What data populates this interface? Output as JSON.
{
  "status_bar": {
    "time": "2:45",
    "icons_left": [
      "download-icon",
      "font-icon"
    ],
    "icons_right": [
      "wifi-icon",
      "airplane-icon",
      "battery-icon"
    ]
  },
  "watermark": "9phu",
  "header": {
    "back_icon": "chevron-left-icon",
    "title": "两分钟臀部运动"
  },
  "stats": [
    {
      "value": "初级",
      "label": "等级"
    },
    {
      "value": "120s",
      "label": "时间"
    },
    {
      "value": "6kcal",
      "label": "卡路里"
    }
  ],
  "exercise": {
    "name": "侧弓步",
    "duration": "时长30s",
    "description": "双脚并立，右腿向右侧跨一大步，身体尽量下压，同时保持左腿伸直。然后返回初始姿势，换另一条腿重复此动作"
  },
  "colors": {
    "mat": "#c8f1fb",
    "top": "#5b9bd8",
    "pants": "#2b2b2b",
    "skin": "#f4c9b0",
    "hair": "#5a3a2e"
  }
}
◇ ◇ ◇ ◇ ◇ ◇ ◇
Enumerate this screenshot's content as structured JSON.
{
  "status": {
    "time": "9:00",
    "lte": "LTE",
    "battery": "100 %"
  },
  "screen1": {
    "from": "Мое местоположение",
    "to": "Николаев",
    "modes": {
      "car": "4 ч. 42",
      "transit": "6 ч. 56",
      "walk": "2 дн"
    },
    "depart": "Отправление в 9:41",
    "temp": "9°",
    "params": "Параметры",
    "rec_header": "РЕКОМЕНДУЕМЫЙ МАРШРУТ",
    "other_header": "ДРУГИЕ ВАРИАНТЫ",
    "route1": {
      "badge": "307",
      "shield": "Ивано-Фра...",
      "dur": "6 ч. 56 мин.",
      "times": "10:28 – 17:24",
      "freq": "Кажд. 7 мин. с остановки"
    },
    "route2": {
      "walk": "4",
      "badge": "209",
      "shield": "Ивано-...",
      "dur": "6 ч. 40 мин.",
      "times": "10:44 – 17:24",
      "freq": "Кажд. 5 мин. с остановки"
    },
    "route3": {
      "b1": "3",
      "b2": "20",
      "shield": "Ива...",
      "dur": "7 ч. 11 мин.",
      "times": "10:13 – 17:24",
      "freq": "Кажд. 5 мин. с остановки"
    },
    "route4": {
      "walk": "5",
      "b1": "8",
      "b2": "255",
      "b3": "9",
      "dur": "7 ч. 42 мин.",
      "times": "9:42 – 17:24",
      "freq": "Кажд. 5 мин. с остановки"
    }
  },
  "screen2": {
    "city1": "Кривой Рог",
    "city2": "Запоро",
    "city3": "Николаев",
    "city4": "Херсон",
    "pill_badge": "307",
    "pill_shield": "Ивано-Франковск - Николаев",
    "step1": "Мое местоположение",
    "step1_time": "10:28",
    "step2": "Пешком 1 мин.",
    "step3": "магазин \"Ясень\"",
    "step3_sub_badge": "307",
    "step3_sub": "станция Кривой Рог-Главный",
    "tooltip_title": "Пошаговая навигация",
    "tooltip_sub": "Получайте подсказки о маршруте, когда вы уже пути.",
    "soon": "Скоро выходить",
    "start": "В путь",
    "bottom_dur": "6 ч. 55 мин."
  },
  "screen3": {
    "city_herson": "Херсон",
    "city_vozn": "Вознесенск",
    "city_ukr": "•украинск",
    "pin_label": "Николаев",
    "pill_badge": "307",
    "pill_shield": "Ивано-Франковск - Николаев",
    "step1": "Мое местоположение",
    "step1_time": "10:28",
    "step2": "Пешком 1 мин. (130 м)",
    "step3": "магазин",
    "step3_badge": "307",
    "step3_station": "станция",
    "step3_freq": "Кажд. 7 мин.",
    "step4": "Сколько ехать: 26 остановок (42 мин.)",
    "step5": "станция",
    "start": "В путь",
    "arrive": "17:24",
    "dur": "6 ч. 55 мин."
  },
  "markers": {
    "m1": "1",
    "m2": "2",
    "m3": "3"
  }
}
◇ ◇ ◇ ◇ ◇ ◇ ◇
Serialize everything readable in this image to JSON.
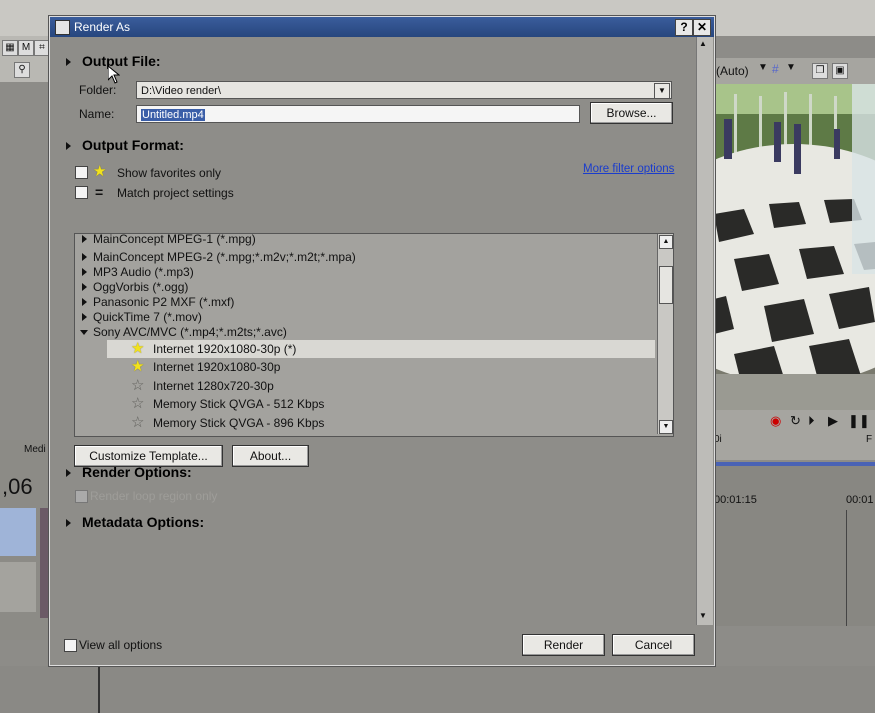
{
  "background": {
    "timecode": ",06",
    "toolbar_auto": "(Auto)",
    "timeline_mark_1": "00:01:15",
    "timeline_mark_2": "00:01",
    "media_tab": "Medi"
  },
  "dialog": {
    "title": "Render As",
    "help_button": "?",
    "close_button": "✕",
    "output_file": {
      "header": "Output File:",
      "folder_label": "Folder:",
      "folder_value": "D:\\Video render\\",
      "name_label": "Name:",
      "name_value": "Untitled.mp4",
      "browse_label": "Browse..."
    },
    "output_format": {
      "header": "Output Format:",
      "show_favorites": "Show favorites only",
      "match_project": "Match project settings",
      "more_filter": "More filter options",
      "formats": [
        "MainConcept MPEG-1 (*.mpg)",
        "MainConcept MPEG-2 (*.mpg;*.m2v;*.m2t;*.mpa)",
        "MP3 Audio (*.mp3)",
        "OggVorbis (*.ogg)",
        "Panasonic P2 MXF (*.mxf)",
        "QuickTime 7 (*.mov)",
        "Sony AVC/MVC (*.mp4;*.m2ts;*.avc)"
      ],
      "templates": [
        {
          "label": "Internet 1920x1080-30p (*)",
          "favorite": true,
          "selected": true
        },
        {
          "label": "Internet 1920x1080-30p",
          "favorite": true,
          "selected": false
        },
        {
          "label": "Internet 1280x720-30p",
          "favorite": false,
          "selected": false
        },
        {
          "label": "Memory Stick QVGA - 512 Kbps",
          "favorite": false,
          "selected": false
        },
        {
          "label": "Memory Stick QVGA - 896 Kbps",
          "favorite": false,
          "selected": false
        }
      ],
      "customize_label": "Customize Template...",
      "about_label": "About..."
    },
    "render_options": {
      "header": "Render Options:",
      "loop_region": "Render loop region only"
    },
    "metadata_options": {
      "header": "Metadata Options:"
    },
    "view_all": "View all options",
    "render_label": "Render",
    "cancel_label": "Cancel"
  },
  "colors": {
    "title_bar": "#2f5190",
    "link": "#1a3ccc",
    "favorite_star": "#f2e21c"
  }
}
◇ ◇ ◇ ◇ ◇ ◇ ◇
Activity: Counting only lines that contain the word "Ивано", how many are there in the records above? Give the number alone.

Answer to the exercise: 4